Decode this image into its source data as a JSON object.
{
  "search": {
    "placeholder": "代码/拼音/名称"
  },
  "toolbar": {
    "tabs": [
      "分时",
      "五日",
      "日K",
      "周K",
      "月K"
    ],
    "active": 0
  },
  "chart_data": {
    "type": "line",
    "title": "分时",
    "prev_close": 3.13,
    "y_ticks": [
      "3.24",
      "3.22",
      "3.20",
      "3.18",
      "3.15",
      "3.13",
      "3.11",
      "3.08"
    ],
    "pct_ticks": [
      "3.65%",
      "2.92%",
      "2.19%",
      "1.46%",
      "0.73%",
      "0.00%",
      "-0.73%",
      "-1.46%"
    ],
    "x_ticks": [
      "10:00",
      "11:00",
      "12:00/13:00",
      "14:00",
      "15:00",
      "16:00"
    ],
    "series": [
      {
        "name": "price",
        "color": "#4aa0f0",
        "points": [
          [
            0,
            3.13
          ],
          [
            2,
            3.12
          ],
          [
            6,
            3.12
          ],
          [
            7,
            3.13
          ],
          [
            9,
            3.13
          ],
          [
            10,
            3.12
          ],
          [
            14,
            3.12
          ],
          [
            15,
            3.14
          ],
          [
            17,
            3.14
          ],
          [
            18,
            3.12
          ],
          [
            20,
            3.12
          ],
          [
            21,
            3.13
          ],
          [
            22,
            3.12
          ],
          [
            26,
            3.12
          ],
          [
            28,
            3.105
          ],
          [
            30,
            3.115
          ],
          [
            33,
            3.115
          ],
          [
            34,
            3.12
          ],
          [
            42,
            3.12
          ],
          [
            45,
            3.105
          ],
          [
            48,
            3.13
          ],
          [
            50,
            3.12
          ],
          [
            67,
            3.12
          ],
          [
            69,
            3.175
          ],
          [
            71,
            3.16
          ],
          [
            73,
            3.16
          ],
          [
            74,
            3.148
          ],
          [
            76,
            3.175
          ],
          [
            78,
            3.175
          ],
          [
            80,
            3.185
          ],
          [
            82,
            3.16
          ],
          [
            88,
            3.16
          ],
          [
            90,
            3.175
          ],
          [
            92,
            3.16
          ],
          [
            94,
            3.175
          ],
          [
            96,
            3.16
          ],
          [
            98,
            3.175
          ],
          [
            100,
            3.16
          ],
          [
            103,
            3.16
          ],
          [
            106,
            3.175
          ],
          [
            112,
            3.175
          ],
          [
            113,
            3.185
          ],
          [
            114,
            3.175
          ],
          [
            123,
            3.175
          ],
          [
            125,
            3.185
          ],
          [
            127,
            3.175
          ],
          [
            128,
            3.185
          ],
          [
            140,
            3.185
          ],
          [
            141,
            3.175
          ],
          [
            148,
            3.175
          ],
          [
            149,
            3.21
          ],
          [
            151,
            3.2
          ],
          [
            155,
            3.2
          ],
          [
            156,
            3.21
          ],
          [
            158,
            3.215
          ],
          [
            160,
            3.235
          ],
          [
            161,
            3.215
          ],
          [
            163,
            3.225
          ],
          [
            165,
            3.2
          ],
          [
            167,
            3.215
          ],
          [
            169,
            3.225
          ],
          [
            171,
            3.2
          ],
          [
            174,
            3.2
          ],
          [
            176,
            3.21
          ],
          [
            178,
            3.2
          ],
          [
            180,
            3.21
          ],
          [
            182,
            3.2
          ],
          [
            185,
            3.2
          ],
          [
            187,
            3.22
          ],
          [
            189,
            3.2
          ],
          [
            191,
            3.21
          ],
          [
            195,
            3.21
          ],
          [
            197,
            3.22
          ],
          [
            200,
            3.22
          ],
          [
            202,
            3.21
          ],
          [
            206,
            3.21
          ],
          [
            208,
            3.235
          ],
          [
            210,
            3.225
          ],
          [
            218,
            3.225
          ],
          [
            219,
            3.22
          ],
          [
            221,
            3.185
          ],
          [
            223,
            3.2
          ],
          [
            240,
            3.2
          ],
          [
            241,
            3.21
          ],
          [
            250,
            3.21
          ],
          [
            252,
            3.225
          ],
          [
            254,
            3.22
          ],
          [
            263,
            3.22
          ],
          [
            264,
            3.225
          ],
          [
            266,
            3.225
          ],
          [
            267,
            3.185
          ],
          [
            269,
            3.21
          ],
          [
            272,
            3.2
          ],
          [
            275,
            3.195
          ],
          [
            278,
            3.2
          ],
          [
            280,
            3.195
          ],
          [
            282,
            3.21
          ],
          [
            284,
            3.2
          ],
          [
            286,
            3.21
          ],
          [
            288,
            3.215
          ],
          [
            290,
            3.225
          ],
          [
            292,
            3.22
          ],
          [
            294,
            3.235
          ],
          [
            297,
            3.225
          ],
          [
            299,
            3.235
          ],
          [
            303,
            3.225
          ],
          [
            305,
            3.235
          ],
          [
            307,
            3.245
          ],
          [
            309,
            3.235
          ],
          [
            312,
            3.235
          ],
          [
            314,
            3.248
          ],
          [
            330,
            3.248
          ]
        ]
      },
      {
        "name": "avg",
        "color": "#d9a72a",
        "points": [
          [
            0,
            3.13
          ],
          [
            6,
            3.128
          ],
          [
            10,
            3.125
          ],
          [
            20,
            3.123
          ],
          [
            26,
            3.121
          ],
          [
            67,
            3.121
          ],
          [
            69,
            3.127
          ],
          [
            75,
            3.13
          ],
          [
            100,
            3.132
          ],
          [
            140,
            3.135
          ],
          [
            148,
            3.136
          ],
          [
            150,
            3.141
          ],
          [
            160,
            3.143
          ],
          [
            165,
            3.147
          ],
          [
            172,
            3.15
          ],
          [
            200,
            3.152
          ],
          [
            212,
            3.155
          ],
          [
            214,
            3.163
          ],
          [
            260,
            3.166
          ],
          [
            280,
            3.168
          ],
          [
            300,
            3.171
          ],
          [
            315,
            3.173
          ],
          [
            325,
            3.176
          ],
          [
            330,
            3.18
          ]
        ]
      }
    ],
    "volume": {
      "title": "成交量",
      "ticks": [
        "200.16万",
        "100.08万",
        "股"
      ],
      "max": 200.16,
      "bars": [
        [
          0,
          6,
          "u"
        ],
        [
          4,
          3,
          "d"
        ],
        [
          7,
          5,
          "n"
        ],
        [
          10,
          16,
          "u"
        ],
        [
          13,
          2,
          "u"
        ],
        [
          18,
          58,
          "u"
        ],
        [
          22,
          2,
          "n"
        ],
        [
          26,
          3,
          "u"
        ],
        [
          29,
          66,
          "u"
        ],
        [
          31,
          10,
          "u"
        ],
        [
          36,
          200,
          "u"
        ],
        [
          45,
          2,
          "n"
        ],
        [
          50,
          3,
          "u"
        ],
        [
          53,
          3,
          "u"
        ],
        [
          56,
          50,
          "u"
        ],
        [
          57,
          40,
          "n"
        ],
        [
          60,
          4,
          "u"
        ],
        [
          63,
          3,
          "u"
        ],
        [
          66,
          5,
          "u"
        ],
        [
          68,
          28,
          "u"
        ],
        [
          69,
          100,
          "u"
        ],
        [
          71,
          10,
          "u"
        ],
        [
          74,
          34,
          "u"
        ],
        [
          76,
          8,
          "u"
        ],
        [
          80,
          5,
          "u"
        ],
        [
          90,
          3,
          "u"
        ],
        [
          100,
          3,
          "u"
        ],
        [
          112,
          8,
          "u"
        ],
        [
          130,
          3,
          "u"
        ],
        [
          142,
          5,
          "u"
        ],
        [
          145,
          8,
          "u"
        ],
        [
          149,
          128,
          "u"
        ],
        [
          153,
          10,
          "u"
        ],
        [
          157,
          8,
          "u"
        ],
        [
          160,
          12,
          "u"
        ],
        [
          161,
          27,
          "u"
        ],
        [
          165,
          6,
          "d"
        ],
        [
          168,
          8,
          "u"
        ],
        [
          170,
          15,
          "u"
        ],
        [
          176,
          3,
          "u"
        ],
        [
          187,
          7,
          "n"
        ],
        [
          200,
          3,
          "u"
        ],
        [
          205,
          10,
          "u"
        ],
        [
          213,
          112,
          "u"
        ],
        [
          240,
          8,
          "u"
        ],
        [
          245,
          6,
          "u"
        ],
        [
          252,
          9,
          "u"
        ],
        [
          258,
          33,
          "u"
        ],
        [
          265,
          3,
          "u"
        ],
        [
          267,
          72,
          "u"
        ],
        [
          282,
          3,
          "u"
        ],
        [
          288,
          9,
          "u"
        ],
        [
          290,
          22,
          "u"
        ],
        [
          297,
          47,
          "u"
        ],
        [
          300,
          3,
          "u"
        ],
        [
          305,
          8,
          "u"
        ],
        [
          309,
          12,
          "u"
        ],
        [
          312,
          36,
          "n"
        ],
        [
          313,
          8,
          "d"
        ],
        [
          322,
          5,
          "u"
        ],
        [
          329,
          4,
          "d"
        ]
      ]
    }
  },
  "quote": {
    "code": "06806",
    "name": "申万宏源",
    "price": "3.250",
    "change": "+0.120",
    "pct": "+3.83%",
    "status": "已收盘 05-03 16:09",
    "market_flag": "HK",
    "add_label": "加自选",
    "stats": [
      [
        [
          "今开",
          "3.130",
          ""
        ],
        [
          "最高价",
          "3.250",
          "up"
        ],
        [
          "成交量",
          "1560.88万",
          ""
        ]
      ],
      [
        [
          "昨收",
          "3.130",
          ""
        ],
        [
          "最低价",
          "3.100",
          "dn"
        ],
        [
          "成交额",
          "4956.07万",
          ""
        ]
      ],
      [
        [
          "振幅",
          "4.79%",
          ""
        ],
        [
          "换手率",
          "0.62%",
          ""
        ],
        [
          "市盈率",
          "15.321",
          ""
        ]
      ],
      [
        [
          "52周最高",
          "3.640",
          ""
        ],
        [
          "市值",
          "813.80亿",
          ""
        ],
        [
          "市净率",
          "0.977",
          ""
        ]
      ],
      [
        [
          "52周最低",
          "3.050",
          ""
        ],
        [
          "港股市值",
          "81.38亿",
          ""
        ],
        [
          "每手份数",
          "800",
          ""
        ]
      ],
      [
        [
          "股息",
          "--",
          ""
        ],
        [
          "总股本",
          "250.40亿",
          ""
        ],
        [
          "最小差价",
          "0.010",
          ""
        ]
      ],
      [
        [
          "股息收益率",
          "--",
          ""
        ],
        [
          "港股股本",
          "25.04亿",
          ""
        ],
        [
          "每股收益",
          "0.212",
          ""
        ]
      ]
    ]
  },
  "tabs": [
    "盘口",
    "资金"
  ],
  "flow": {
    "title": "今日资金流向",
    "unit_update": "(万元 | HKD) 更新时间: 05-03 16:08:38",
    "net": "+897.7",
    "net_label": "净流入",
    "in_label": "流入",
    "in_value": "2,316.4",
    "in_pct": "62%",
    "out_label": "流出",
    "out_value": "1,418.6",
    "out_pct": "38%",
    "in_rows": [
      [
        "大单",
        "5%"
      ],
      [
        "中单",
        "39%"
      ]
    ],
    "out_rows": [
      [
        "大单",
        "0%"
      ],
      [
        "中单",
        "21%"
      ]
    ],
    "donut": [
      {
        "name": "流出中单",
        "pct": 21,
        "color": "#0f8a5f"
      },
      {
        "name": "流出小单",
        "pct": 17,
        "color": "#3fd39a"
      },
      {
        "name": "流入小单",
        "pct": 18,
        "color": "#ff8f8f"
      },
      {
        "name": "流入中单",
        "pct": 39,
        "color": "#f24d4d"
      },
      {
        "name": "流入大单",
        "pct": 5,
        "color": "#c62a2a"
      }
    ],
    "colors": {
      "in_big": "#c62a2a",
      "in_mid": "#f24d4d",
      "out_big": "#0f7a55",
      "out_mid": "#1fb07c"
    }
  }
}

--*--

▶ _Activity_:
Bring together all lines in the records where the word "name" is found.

▶ _Result of the exercise_:
        "name": "price",
        "name": "avg",
    "name": "申万宏源",
        "name": "流出中单",
        "name": "流出小单",
        "name": "流入小单",
        "name": "流入中单",
        "name": "流入大单",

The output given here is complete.